"Fastball," Servais said when asked what worked so well for the left-hander on Friday. "That was the fastball. He had a good one tonight and he had a lot of life on the fastball. He threw a few breaking balls but predominately it was fastballs, he was going right after them. He had it really going on tonight, it was nice to see."
Pazos struck out Jose Ramirez on four pitches to end the inning, and then came on in the seventh and struck out the first two hitters he faced -- Jason Kipnis and Austin Jackson -- before giving up a single to Abraham Almonte. The left-hander was pounding the strike zone, as the first ball he threw on the night didn't come until his first pitch to Jackson after he struck out Kipnis on three pitches.
"It felt good," Pazos said about his fastball. "I always have confidence in my fastball, but tonight it felt good."
The left-hander induced two straight groundouts -- Yan Gomes to end the seventh and Carlos Santana to start the eighth -- before allowing a one-out double to Francisco Lindor. Brandon Guyer, the Tribe's specialist against lefty pitchers, stepped in against Pazos but flew out to right field for the second out. Servais then turned the ball over to closer Edwin Diaz, who locked down the four-out save to give the Mariners the victory.
"When they went to their bullpen ... those are two pretty good arms they threw at us," Indians manager Terry Francona said. "Pazos and Diaz can really bring it."
Pazos went 2 1/3 innings and only allowed two hits and no walks while tallying four strikeouts on 29 pitches, 21 of which were strikes.
"For me, [Pazos] and the job he did tonight got us over the hump," Servais said. "He came in, he was firing bullets and was very aggressive and went right after them. He's got that kind of stuff and he had a really good rhythm in his delivery and he was really hammering the strike zone."

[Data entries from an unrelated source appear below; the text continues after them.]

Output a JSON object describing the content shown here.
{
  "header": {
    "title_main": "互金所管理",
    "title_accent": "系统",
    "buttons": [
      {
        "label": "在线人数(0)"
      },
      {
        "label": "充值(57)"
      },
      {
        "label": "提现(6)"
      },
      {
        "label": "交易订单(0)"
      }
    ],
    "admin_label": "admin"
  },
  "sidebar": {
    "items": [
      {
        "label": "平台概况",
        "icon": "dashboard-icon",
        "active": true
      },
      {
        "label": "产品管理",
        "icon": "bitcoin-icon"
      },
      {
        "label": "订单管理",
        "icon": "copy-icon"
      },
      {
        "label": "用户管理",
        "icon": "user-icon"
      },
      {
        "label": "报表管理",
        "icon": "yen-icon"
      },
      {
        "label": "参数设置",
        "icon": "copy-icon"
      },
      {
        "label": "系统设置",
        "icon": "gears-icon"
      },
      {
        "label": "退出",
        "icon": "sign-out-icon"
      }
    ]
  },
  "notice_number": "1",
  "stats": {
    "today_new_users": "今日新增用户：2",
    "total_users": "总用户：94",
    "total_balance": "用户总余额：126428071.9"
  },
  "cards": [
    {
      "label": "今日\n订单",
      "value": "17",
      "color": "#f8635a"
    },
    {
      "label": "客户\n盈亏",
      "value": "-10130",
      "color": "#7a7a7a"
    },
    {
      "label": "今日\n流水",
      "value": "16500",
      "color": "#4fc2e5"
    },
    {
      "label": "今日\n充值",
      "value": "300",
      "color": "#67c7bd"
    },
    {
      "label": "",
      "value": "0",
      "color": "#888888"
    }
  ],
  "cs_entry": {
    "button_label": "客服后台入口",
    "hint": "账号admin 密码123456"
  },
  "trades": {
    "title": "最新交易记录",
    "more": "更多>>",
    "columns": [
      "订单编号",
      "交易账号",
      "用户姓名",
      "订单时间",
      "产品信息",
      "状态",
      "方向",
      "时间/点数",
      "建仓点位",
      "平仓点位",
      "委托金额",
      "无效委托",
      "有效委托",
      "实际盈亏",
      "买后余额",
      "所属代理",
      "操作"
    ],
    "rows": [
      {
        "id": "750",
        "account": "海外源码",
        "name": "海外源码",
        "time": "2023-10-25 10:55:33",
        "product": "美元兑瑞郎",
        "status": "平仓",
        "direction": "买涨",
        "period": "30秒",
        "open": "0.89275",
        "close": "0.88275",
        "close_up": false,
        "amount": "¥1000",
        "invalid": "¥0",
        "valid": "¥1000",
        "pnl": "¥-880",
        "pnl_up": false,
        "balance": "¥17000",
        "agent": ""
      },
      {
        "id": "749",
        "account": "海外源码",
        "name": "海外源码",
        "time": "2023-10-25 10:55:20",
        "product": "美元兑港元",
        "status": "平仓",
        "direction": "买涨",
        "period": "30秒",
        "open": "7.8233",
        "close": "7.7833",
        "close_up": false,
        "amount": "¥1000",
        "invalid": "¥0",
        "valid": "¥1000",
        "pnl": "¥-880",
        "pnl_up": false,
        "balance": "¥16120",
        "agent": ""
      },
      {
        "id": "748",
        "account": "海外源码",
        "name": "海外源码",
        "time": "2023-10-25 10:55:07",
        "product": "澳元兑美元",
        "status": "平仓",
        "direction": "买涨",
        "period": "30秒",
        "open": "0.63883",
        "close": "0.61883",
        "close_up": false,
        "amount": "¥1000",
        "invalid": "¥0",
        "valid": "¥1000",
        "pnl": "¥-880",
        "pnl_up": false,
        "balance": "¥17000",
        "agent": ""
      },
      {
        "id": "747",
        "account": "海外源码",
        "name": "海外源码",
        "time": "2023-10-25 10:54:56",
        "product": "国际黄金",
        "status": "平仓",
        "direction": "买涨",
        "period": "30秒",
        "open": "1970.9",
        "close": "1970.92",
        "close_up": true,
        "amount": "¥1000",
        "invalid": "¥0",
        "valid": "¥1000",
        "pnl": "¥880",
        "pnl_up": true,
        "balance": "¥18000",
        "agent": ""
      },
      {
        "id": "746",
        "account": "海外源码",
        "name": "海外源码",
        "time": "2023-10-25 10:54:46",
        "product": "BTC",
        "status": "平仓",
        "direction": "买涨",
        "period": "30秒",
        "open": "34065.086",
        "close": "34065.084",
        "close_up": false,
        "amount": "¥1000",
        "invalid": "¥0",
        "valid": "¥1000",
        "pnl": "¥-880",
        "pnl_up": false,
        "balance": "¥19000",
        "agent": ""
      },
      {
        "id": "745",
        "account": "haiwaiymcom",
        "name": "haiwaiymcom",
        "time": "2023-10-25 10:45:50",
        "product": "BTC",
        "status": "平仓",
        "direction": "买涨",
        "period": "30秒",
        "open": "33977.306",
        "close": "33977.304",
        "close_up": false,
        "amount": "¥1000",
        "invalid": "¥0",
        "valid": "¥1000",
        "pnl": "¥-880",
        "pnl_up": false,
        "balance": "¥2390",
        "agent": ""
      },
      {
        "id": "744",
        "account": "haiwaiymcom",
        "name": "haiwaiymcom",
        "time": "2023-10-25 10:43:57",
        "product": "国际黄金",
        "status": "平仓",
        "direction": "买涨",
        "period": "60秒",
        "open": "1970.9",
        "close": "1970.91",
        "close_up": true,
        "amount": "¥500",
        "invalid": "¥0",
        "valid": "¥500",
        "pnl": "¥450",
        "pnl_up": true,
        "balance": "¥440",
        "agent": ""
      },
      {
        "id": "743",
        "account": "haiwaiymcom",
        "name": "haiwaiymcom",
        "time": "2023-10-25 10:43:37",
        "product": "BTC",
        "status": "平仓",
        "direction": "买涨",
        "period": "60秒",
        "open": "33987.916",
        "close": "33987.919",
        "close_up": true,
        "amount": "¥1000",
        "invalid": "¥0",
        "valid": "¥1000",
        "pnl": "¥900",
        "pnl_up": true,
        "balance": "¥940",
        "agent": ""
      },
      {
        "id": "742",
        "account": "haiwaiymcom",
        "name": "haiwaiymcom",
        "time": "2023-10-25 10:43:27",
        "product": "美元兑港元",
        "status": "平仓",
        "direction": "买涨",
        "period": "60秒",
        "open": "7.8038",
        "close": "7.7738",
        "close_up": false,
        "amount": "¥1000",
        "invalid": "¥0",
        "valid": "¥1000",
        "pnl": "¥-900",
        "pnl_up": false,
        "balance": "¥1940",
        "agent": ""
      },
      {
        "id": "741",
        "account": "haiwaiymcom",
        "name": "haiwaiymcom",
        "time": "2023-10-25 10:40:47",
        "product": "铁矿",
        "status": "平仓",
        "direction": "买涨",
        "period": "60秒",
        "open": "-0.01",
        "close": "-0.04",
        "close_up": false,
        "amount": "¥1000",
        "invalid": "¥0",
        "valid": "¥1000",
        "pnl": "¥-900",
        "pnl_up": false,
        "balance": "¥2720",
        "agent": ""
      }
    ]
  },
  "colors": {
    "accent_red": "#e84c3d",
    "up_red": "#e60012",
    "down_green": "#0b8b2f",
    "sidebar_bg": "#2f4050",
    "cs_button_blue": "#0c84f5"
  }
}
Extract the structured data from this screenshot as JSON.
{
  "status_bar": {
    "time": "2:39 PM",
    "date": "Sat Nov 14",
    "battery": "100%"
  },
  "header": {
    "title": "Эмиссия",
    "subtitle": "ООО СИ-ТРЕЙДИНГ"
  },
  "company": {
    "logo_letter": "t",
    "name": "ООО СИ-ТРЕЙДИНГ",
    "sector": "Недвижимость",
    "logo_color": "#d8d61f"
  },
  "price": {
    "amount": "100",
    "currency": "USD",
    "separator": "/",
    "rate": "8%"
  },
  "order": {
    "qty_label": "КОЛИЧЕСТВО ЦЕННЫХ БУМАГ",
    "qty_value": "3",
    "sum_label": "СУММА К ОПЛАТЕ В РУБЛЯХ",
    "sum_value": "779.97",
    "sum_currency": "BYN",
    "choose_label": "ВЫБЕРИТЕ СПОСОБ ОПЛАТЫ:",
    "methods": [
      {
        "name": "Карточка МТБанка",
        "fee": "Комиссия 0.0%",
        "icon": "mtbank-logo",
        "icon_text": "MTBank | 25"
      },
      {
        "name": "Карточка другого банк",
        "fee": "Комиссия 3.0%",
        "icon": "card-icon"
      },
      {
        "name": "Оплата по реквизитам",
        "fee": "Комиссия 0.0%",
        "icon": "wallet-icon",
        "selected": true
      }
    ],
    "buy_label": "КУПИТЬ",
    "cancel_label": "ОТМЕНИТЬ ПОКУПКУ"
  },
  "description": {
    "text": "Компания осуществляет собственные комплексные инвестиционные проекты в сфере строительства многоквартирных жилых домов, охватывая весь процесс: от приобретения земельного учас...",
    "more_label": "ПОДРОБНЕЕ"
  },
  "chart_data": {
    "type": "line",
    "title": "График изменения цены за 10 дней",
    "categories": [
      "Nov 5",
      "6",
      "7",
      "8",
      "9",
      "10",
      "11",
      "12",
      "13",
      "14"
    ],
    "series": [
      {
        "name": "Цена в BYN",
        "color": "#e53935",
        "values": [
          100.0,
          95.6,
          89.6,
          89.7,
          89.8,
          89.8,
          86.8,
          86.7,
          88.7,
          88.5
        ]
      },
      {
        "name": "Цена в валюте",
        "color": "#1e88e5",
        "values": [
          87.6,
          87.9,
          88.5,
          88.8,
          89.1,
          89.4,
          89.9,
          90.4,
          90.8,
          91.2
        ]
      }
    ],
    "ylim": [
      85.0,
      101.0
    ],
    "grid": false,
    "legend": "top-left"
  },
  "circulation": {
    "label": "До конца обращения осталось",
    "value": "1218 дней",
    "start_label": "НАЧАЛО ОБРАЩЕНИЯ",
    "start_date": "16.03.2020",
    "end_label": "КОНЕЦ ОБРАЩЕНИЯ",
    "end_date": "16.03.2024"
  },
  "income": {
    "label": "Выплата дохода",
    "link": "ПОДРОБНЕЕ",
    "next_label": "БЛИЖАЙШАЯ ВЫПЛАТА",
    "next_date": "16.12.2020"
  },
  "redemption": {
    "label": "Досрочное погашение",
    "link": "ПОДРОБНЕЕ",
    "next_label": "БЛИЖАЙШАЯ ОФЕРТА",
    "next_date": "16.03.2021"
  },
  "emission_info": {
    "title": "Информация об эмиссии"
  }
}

William Kosileski is a reporter for MLB.com based in Cleveland who covered the Mariners on Friday.